For Storage benchmarks, We used two different benchmarks. The first being the ATTO Disk Benchmark. The other is CrystalDiskMark5. ATTO and CrystalDisk Mark were used to test two drives. We tested both an NVMe M.2 and a 2.5″ SATA 6 SSD. The first drive we tested was the Crucial P1. The P1 is the latest NVMe M.2 SSD from Crucial, using Micron 3D NAND technology. The BX500 is also from Crucial. We recently did a review of their 480 GB version you can check out here: https://www.modders-inc.com/crucial-bx500-480gb-sata-ssd-review/ In the review, we tested the 960 GB version of the BX500 using 96 layer nand. The full review on that drive is coming soon.
ATTO Disk Benchmark
The ATTO Disk Benchmark utility was designed to measure regular disk drive performance. However, its more than capable of measuring both USB flash drive and SSD speeds as well. The utility measures disk performance rates for various sizes of files and displays the results in a bar chart showing read and write speeds at each file size. The results are displayed in megabytes per second. The Crucial P1 did as expected on this Z390 Aorus Xtreme, if not a bit better.

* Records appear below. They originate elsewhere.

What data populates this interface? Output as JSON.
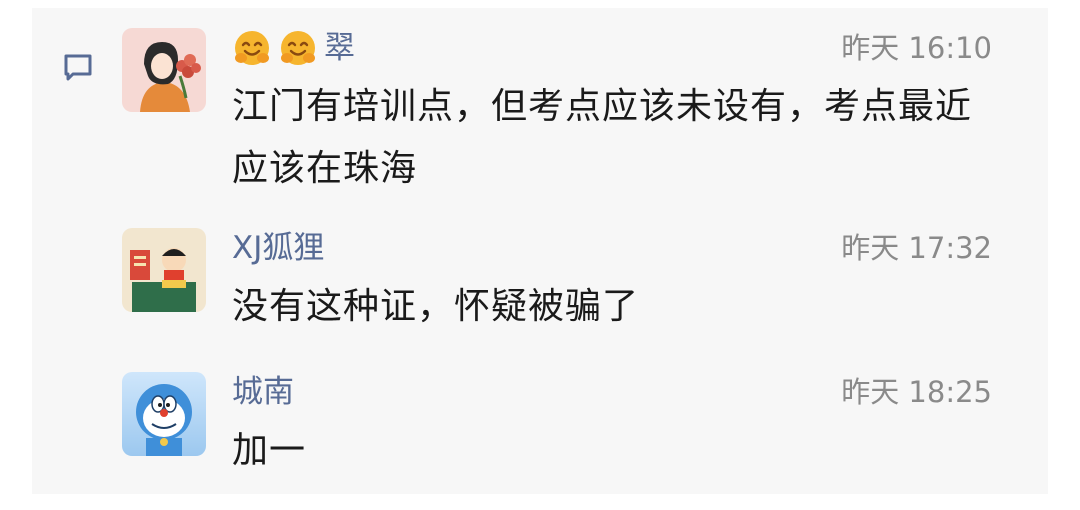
{
  "comments": [
    {
      "name": "翠",
      "name_emojis": [
        "smiling-hug-emoji",
        "smiling-hug-emoji"
      ],
      "time": "昨天 16:10",
      "text": "江门有培训点，但考点应该未设有，考点最近应该在珠海"
    },
    {
      "name": "XJ狐狸",
      "time": "昨天 17:32",
      "text": "没有这种证，怀疑被骗了"
    },
    {
      "name": "城南",
      "time": "昨天 18:25",
      "text": "加一"
    }
  ],
  "colors": {
    "name": "#576b95",
    "time": "#8a8a8a",
    "text": "#1a1a1a",
    "panel_bg": "#f7f7f7"
  },
  "icons": {
    "side": "comment-icon"
  }
}
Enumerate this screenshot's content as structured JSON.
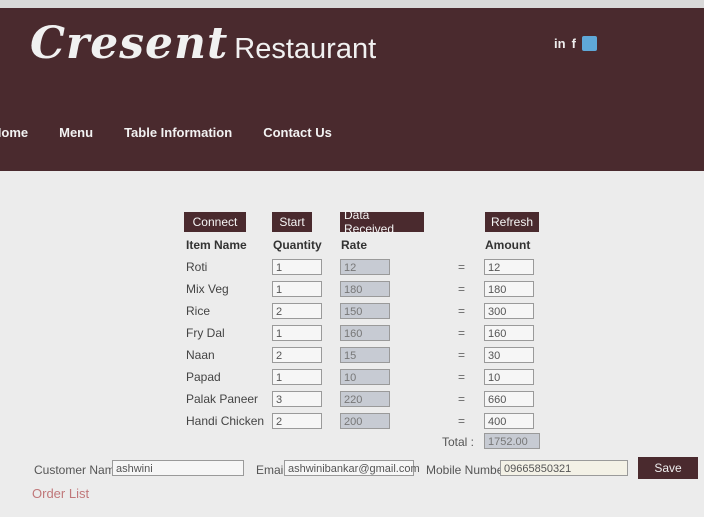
{
  "brand": {
    "script": "Cresent",
    "rest": "Restaurant"
  },
  "social": {
    "linkedin": "in",
    "facebook": "f",
    "twitter_icon": "twitter-icon"
  },
  "nav": [
    "Home",
    "Menu",
    "Table Information",
    "Contact Us"
  ],
  "buttons": {
    "connect": "Connect",
    "start": "Start",
    "data_received": "Data Received",
    "refresh": "Refresh",
    "save": "Save"
  },
  "columns": {
    "item": "Item Name",
    "qty": "Quantity",
    "rate": "Rate",
    "amount": "Amount"
  },
  "rows": [
    {
      "item": "Roti",
      "qty": "1",
      "rate": "12",
      "amount": "12"
    },
    {
      "item": "Mix Veg",
      "qty": "1",
      "rate": "180",
      "amount": "180"
    },
    {
      "item": "Rice",
      "qty": "2",
      "rate": "150",
      "amount": "300"
    },
    {
      "item": "Fry Dal",
      "qty": "1",
      "rate": "160",
      "amount": "160"
    },
    {
      "item": "Naan",
      "qty": "2",
      "rate": "15",
      "amount": "30"
    },
    {
      "item": "Papad",
      "qty": "1",
      "rate": "10",
      "amount": "10"
    },
    {
      "item": "Palak Paneer",
      "qty": "3",
      "rate": "220",
      "amount": "660"
    },
    {
      "item": "Handi Chicken",
      "qty": "2",
      "rate": "200",
      "amount": "400"
    }
  ],
  "equals_sign": "=",
  "total": {
    "label": "Total :",
    "value": "1752.00"
  },
  "customer": {
    "name_label": "Customer Name",
    "name_value": "ashwini",
    "email_label": "Email",
    "email_value": "ashwinibankar@gmail.com",
    "mobile_label": "Mobile Number",
    "mobile_value": "09665850321"
  },
  "order_list": "Order List"
}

On the ATTO Disk Benchmark, the Crucial P1 maxed out at about 1860 MB/s on the read speed and about 1580 MB/s on the write speed. This was slightly slower than the advertised speeds of 2,000 MB/s read and 1,700 MB/s write. But respectable enough. The BX500 hit a max of about 532 MB/s on the read speed and a max of about 485 MB/s on the write speeds. The reads were decent, but the writes were slower than I expected in the ATTO Disk Benchmark.
“CrystalDiskMark 5 is designed to quickly test the performance of your hard drives. Currently, the program allows to measure sequential and random read/write speeds.” It’s one of the most commonly used utilities for testing drives. Both the Crucial P1 and BX500 did better on Crystal Disk Mark 5. The Crucial P1 hit 1953 MB/s on the read speed and 1505 on the write speeds. Still a bit slower than the advertised speeds of 2,000 MB/s read and 1,700 MB/s write. The BX 500 did much better in Crystal Disk Mark 5 than it did on ATTO. The BX500 hit 558/2 MB/s on the read and 510.4 on the write speeds.

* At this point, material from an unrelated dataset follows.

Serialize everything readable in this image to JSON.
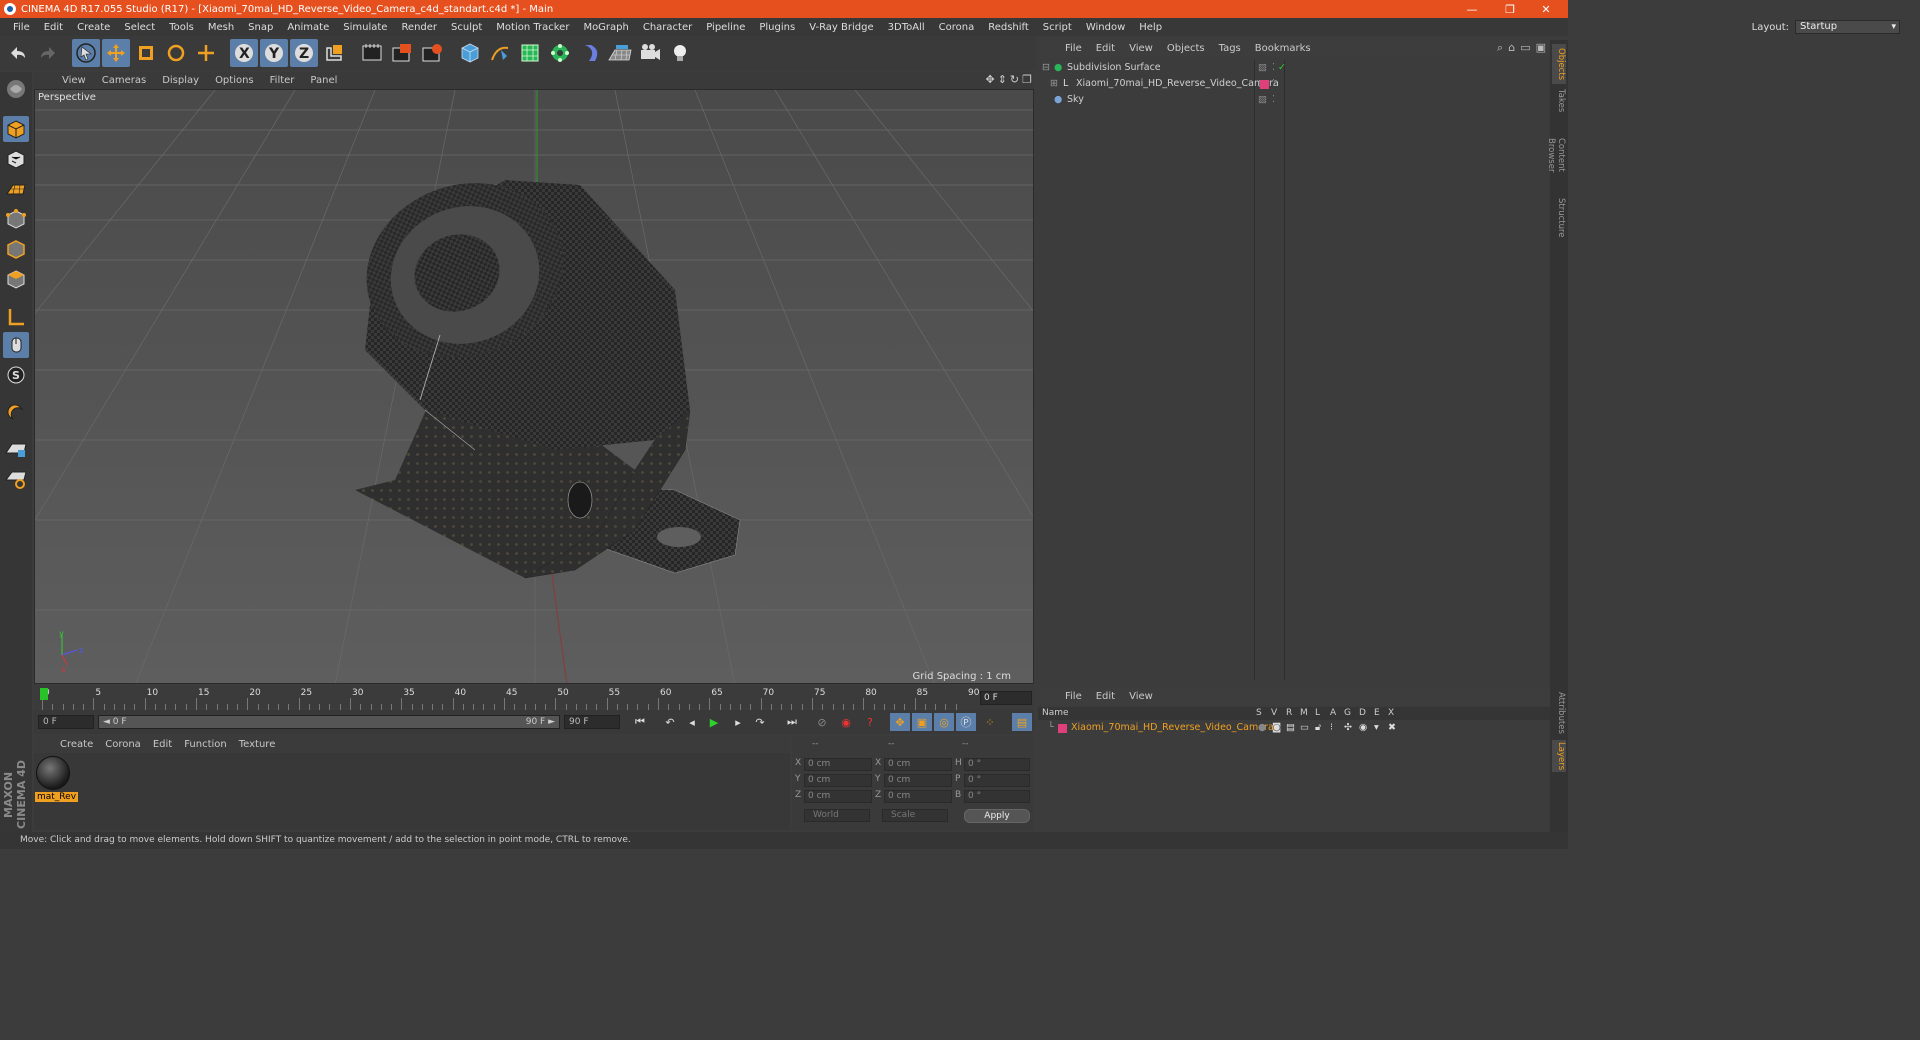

To test the on-board audio on the Z390 Aorus Xtreme, we use the Rightmark Audio Analyzer benchmark. However, before we run the benchmark, we must test the DPC, or Deferred Procedure Call latency. The DPC is checked to ensure the audio can produce useable results in Rightmark. DPC, or Deferred Procedure Call latency, is a Windows function that handles driver efficiency and allows high-priority tasks to defer required, but lower-priority tasks for later execution. We use LatencyMon to test the DPC Latency.
We had LatencyMon run for a little over 12 minutes. The highest reported ISR routine execution time was 136.24. The highest reported DCP routine execution was 140.34. At the 4000 microseconds, the system will be unsuitable for real-time audio playback. Since both results were under this range, we can continue to Rightmark Audio Analyzer.
To test with Rightmark, you must first plug into both the rear headphone jack and the rear mic jack using a double-ended 3.5 mm jack cable. This creates an audio loop to test the internal audio performance of the on-board audio. We tested using both 16 and 24-bit settings through a range of frequencies from 44 kHz up to 192 kHz. On both the 16 and 24 bit testing, the Z390 Aorus Xtreme Waterforce did very well. In fact, it has the best on board audio I’ve personally ever tested. At least according to the Rightmark Audio Analyzer. The chart below is to give an idea of what good results for the Rightmark benchmark look like.
For network testing, I used my Comcast Business class router from Motorola. The server PC was my standard test bench. This consists of an I7 8700k on the Z390 Aorus Pro. The Z390 Aorus Pro features an Intel Gigabit LAN. The Client PC was the Z390 Aorus Xtreme running the I9 9900k. The system We use the Networking Test in the PassMark Performance Test 9. For this review, we ran both the TCP and UDP Networking tests. As the charts show, the Z390 Aorus Xtreme Waterforce did out perform the Z390 pro on the networking test.
Since this motherboard has 802.11 2×2 WAVE WIFI, it wouldn’t be a full review if we didn’t run a speed check on the WIFI. My office has Comcast Business class internet. The plan is 150 Mbps download by 30 Mbps upload. The 802.11 ac WIFI on the Z390 Aorus Xtreme hit 174 Mbps download and 23 Mbps upload. Through Ethernet, the speeds test results were 176.6 Mbps download and 23.8 Mbps upload. The WIFI on the Z390 Aorus Xtreme Waterforce is really no different than if it were running wired. At least in my case, that is. The WIFI on this board is more than suitable for gaming, streaming or uploading to YouTube. The limit is going to be your connection to the internet.